*** Records for this task ***
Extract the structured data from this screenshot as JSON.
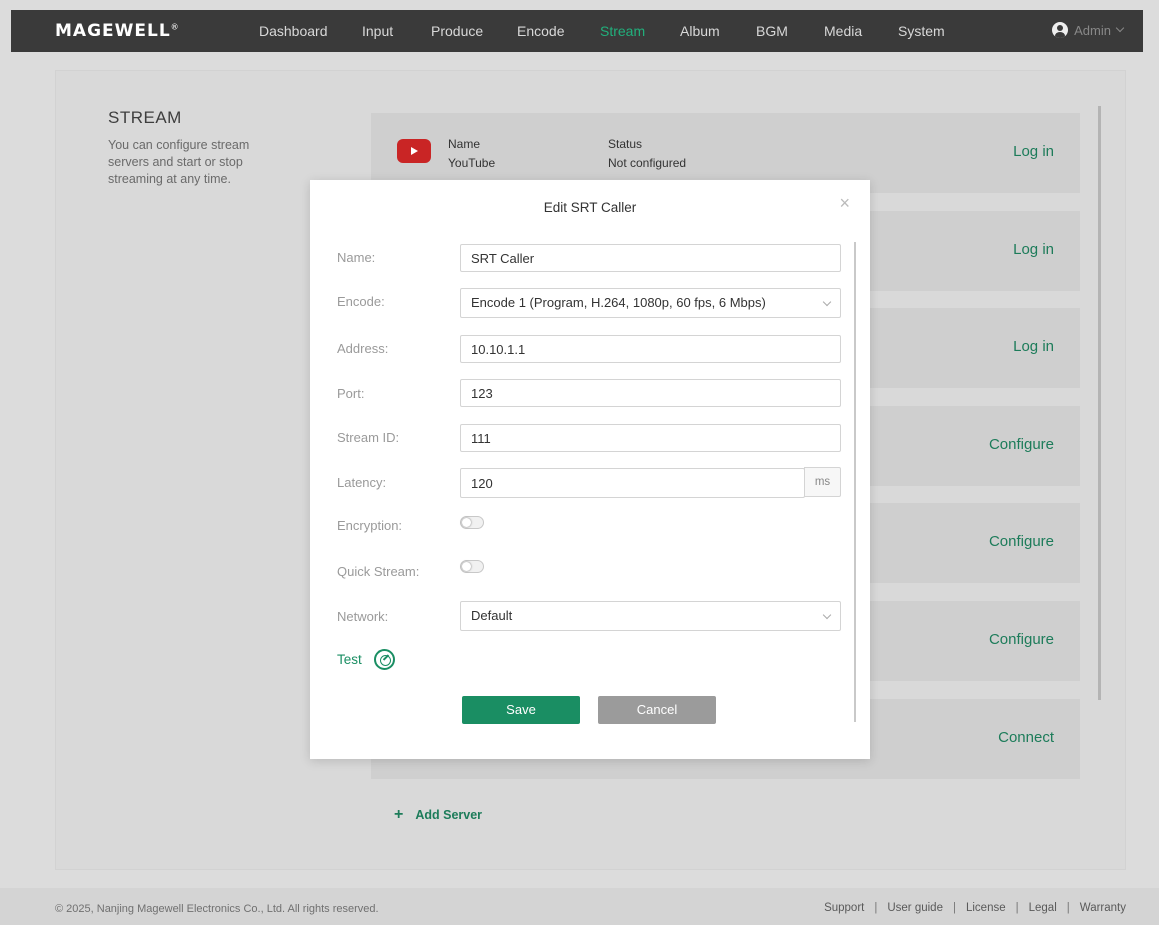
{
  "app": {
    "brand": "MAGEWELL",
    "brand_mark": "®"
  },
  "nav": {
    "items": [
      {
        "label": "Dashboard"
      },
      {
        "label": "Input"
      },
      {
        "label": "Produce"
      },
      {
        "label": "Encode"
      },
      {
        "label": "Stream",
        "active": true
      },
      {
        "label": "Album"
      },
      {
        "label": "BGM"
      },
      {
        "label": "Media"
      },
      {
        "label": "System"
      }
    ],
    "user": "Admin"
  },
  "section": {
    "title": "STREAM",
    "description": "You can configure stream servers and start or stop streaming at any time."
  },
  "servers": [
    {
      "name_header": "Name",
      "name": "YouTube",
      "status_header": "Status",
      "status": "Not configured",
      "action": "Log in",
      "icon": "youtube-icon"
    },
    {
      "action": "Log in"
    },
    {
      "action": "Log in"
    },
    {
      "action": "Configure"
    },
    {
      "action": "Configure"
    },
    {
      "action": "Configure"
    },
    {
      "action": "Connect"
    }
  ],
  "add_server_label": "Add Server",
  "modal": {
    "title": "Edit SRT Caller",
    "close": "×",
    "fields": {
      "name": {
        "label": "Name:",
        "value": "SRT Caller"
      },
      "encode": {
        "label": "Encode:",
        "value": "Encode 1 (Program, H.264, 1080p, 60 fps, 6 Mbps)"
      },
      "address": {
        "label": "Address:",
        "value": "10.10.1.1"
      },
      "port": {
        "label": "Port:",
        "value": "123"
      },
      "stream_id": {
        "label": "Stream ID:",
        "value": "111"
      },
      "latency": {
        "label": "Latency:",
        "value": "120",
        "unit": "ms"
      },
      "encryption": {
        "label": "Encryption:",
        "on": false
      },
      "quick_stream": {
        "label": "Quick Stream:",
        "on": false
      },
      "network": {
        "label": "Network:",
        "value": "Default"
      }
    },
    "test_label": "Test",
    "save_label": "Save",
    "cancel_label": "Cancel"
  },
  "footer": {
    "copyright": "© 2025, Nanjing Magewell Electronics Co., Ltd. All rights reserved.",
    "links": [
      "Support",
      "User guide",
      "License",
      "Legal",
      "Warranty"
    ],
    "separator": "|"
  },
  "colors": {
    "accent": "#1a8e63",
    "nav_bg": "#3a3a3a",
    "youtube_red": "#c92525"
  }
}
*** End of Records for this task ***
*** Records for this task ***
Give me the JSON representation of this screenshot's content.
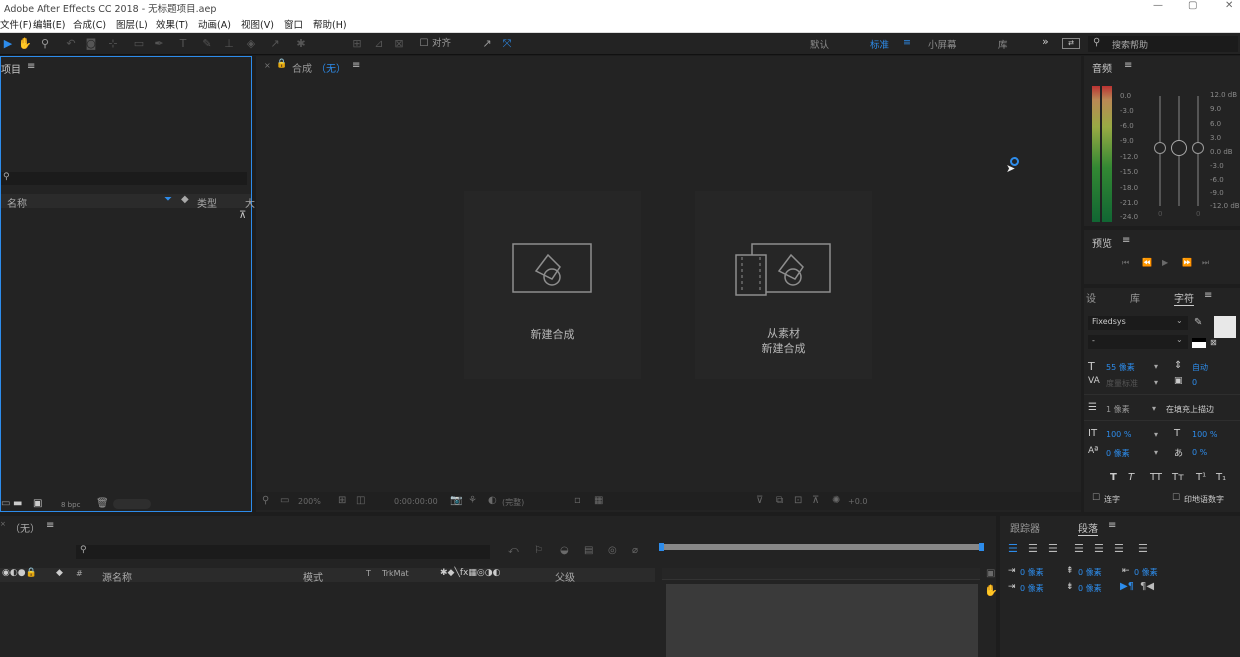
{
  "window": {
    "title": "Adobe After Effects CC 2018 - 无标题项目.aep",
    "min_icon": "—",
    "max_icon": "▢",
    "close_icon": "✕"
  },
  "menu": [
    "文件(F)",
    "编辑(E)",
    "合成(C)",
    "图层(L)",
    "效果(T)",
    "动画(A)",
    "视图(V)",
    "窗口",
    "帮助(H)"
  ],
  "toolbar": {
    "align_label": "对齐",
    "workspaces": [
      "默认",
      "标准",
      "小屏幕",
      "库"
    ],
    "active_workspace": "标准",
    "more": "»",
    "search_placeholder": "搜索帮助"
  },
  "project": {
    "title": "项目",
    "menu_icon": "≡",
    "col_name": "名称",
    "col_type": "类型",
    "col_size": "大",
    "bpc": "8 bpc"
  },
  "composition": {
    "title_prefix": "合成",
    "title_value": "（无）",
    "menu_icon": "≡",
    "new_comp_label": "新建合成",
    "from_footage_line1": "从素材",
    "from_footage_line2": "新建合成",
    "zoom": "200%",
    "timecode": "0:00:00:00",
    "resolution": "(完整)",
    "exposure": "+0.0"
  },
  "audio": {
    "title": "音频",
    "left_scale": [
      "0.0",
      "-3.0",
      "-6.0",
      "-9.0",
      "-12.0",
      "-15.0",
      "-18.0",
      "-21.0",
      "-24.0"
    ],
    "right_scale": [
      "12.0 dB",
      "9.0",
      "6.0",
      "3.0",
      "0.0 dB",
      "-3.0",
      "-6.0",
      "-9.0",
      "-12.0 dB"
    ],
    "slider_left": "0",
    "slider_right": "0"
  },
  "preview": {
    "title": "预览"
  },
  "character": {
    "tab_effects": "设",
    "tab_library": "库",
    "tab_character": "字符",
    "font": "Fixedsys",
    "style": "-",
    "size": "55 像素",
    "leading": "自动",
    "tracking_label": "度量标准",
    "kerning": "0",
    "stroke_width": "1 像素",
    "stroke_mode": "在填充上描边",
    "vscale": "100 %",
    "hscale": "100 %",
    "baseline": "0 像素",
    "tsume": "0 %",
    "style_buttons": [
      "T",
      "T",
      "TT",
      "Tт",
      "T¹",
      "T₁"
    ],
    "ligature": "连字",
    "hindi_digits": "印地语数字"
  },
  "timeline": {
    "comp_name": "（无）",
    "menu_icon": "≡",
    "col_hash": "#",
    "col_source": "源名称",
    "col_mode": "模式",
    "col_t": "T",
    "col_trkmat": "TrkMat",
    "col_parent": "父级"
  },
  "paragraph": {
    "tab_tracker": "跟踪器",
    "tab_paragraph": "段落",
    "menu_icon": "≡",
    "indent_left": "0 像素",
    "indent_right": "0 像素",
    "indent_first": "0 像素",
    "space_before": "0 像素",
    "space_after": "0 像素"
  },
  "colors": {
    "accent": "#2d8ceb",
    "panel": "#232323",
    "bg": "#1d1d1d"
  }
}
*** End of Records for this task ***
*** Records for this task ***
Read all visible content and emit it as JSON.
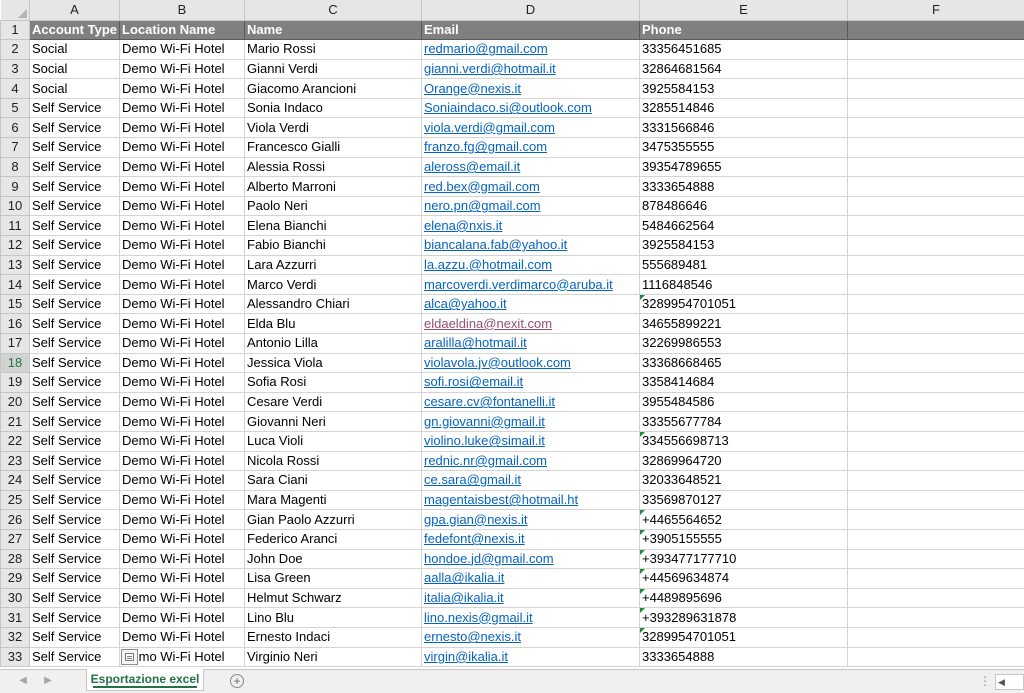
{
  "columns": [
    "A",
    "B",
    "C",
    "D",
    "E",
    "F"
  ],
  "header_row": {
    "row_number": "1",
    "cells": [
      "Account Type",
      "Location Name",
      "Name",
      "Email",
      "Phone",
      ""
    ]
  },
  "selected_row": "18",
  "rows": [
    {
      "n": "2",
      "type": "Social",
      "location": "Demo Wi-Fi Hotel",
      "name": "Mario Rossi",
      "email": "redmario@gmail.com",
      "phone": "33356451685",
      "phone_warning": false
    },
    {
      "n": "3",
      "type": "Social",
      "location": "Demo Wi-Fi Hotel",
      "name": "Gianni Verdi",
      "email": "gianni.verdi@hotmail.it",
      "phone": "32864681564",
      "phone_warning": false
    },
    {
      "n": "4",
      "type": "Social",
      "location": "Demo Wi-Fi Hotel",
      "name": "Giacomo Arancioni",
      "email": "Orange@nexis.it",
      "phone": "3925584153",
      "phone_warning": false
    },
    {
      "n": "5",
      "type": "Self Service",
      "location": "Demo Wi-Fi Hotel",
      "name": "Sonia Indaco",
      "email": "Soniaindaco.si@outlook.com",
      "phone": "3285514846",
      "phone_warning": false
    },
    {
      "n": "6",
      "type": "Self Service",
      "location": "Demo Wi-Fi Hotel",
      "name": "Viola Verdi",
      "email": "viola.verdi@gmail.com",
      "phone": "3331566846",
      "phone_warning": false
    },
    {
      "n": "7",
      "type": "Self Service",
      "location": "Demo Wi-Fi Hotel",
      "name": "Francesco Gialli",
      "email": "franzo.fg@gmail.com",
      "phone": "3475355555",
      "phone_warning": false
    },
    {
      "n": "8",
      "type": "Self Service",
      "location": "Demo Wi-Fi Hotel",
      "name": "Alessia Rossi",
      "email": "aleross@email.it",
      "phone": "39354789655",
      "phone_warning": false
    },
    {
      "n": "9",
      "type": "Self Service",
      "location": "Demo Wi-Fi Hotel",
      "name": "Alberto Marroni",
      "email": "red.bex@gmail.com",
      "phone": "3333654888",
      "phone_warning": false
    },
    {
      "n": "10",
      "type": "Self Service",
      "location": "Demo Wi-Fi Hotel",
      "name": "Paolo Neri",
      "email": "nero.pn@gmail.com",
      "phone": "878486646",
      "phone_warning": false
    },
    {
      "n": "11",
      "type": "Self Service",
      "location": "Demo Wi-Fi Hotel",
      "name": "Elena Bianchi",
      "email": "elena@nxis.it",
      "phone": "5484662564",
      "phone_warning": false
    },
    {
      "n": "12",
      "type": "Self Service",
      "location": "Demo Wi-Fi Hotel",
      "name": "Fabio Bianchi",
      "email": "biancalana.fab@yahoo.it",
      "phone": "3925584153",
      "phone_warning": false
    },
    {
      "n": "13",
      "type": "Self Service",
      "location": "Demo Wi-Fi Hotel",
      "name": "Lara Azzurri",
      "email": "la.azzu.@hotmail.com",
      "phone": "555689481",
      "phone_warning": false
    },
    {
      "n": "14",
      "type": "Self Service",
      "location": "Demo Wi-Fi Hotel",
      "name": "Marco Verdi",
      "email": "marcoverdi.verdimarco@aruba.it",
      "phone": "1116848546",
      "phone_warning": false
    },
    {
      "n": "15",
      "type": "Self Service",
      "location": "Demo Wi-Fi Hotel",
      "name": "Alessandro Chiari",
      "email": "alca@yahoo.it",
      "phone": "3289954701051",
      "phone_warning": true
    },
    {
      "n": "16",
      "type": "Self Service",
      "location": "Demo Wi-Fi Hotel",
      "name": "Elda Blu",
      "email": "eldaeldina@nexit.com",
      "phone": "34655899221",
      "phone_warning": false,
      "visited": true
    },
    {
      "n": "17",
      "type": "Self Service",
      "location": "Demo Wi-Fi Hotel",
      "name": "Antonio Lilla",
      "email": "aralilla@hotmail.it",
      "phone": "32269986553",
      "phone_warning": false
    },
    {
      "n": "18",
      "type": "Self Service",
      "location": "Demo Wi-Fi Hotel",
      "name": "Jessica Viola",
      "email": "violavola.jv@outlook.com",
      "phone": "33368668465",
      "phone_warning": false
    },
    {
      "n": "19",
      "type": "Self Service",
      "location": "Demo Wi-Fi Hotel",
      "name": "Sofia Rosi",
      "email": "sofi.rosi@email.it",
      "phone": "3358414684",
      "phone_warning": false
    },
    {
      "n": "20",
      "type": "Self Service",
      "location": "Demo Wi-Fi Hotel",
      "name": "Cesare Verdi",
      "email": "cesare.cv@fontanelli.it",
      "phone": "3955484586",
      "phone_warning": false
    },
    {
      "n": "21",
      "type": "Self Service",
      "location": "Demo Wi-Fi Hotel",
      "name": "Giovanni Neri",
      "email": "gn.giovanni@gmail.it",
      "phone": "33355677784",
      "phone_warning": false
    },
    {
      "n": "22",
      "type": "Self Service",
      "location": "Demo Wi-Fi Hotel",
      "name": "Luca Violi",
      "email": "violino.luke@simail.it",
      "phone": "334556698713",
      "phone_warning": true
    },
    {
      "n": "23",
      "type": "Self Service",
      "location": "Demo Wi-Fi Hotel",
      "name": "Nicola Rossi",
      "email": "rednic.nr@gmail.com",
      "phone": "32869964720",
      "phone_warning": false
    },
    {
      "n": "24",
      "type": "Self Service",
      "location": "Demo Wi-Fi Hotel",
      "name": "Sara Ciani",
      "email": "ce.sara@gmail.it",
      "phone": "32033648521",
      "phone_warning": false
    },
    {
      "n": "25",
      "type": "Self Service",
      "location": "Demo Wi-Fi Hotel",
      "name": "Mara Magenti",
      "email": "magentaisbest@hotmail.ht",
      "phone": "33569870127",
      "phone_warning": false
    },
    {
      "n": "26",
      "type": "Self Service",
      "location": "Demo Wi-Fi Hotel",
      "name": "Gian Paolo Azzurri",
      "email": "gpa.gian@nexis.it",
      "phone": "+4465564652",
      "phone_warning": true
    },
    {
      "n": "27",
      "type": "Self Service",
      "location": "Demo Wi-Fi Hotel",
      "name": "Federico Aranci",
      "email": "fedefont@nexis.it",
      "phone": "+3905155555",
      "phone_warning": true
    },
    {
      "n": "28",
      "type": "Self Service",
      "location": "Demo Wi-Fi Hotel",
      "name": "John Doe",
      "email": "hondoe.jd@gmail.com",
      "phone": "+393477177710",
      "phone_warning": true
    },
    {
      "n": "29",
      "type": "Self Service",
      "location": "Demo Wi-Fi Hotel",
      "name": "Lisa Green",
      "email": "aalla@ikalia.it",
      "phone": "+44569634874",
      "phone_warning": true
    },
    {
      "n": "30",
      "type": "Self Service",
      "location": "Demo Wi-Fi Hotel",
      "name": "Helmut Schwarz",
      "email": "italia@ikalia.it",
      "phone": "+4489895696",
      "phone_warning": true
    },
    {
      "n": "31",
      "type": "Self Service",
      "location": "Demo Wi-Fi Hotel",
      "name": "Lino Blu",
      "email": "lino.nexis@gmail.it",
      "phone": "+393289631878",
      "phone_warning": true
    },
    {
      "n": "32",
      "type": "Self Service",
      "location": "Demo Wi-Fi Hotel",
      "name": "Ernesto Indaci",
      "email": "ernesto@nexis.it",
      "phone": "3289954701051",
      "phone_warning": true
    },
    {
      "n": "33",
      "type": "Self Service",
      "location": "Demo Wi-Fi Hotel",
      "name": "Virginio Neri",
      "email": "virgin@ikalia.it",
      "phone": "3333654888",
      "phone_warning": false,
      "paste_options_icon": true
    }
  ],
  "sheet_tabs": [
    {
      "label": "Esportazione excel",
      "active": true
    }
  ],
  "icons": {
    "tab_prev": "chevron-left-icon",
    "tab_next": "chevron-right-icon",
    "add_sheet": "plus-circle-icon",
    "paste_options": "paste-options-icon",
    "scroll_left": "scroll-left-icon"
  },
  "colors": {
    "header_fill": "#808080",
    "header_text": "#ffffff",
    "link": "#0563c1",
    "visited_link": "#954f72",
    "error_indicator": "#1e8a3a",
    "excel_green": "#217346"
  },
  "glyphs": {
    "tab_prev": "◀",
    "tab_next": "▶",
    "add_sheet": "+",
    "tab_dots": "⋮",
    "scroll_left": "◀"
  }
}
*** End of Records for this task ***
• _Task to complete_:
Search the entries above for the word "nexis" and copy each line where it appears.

• _Reply to the exercise_:
      "email": "Orange@nexis.it",
      "email": "gpa.gian@nexis.it",
      "email": "fedefont@nexis.it",
      "email": "lino.nexis@gmail.it",
      "email": "ernesto@nexis.it",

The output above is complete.